The wind took the trees to their knees, where they wept. An ominous emptiness swelled over the destroyed houses. The worst of it seemed have passed but the devastation only started to be discovered.
My grandmother always said to me, “Dear it only takes seconds for everything to change,” if I was doing something risky. As a child, I never truly understood the magnitude of what that meant—though standing here, I understood it all to clearly.

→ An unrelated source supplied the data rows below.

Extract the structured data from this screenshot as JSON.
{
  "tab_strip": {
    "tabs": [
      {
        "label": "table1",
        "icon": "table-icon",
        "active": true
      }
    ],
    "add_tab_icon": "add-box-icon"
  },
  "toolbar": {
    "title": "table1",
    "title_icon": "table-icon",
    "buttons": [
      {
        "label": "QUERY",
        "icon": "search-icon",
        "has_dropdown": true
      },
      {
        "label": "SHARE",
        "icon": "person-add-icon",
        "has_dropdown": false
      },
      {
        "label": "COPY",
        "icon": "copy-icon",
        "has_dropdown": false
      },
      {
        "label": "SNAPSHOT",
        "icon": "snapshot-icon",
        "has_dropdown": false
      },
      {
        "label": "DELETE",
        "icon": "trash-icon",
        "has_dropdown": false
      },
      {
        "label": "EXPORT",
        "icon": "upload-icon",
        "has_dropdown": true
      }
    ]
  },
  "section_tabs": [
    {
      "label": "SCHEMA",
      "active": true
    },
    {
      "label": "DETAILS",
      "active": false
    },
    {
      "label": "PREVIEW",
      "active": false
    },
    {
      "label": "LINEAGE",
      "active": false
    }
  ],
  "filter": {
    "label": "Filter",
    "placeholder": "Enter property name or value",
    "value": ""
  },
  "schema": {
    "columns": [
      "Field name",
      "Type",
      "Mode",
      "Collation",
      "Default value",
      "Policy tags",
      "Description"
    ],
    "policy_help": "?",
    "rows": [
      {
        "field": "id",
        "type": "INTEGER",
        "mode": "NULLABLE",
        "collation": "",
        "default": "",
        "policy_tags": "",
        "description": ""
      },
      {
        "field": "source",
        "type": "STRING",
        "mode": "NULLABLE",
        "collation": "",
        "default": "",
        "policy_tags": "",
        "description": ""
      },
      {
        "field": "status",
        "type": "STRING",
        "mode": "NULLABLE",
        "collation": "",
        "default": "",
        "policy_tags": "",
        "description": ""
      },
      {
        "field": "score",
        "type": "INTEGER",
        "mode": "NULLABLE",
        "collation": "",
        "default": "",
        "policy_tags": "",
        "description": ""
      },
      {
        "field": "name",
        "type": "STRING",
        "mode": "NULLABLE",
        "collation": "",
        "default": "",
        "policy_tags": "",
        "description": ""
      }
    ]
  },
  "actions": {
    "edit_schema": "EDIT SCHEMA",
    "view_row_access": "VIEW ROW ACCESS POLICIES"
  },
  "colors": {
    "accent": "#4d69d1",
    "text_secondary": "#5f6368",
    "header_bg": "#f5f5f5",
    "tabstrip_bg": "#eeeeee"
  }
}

The news warned us of this. They were headed straight for us. For some reason, we stayed put. I held tightly onto the strap of my backpack. I had my only belongings with me, as well as a few cans food. I stared at the broken violin near my feet as childhood memories flashed through my mind as my mother’s old photo album did when my grandmother and I would look at it. In a matter of seconds, everything that had taken years to build was destroyed. My world disappeared forever. My grandmothers had another bit of regular wisdom she liked to share anytime I felt defeated. She would gently touch my shoulder and say, “Giving up is a long and painful death.” I always felt anxiety when she said this though that being said I never gave up on anything. I always saw it through.
Right now, it was no different. I had to find the others, and I needed to figure out new ways to survive. I took one look at my old world before setting off. I tried not to be sad, in fear it would weaken me too much for what was ahead of me. So with this in mind I carefully gathered all of my sadness, wrapped it up, and slid into my pocket for late inspection. I could be sad later, right now I had to figure out a way to go back, and save my family.